"The Tea Party is very different," said Cantor. "The Tea Party were individuals that were attempting to address their grievances, seeking redress of their grievances, from the government they elected. It's different, from what I see, of the protesters on Wall Street and elsewhere, that are pitting themselves against others outside of government in America. That's the difference. As far as what Steny said... all I can tell you is, folks who were involved and continued, and continue to be so, in the Tea Party, are worried about government and its policies. It's not pitting one part of our country against another. And you didn't hear most of [Republicans] us encouraging any type of violent behavior, or whatever, when that was occuring. Everyone in this country has the right to speak out. That's the beauty of our system. But when elected leaders come in, and condone attacks on others in our country, that's not how it was [with us], it's not leadership."Again, can anyone make any sense of this blather? I can't(or), except to the extent that this petulant, nasty, smarmy little man-child with the IQ of an eggplant but an ambition level that knows no bounds, is working to position himself politically as the leader of the teahadists and their corporate (Koch, etc.) puppetmasters. Even if it requires him to make statements that are patently absurd, laughable, self contradictory, and just plain idiotic. What's any of that to someone like Eric Can'tor, an individual who has betrayed all the values his faith teaches him (e.g., "tikkun olam"), and who has even shown himself willing to destroy the American economy - or whatever else it takes - to advance his own political agenda. The question is, why would anyone listen to this creep?

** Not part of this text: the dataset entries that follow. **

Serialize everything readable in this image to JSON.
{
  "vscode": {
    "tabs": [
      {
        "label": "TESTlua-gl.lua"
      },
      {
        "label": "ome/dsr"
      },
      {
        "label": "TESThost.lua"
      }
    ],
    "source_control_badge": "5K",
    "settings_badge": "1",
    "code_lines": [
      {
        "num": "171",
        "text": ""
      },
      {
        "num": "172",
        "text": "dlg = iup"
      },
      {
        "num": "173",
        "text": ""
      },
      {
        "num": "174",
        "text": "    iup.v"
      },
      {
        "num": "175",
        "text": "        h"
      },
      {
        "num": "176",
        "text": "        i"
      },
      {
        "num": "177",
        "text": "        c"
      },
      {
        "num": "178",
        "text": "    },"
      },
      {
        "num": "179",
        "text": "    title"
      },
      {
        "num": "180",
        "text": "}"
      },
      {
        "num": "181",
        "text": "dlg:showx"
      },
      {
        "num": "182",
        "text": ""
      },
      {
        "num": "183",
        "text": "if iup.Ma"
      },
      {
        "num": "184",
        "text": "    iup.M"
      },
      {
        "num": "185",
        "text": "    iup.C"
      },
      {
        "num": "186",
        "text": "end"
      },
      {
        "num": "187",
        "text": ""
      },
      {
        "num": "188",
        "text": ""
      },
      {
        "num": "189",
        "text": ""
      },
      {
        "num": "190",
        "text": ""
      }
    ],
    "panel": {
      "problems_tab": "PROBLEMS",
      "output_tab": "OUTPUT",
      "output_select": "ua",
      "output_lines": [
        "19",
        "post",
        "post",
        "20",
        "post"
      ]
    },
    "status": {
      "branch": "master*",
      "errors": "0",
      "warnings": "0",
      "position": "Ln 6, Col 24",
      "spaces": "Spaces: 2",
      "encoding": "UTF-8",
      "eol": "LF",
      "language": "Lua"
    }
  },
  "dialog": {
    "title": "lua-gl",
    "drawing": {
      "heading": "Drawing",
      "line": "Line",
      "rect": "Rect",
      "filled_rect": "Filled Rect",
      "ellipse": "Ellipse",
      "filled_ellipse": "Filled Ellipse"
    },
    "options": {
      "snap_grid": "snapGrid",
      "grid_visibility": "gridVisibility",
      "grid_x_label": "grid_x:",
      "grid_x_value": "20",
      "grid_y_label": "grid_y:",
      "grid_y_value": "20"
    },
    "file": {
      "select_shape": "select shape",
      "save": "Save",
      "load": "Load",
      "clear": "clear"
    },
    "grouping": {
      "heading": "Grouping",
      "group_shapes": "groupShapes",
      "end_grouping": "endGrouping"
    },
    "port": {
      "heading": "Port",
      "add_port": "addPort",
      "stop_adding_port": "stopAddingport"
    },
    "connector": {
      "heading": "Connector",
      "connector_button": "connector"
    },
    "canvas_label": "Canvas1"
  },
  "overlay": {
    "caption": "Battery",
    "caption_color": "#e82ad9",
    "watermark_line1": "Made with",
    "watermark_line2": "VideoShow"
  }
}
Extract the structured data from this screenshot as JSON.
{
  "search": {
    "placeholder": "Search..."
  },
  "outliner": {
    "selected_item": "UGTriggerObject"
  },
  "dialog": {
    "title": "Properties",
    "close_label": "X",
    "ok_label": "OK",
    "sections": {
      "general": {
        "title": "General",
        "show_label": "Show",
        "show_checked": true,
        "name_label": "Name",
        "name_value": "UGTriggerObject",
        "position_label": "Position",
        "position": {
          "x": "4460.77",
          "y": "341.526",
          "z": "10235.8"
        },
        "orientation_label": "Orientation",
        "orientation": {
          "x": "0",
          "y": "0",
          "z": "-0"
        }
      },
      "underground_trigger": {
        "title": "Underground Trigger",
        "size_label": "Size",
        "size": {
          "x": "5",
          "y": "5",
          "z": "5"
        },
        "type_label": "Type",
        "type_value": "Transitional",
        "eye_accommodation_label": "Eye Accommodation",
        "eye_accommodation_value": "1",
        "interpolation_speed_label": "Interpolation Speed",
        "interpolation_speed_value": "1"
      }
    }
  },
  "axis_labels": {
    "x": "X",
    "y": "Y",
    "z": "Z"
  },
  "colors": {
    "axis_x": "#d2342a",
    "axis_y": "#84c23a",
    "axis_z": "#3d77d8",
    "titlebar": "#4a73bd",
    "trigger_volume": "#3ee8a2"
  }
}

A short while later, Politico's David Rogers pressed on part of the answer.
"Do you not see the government as part of the people?" asked Rogers. "You said before, the Tea Party was asking for redress against the government. Do you regret using the word mob? I mean, You say these people are divisive against other Americans."
"I did not say that," said Cantor.
"You said they were pitting themselves against other Americans," said Rogers.
"I said they are aiming their ire at others in our society," said Cantor.
"You made a distinction between that and aiming their ire against the government," said Rogers.
"Right," said Cantor. "The ire, from the Tea Party standpoint, is at Washington. It's at the government and its policies."
"And do you not see the government as representing the people?" asked Rogers.
"Sure," said Cantor, "it's of the people...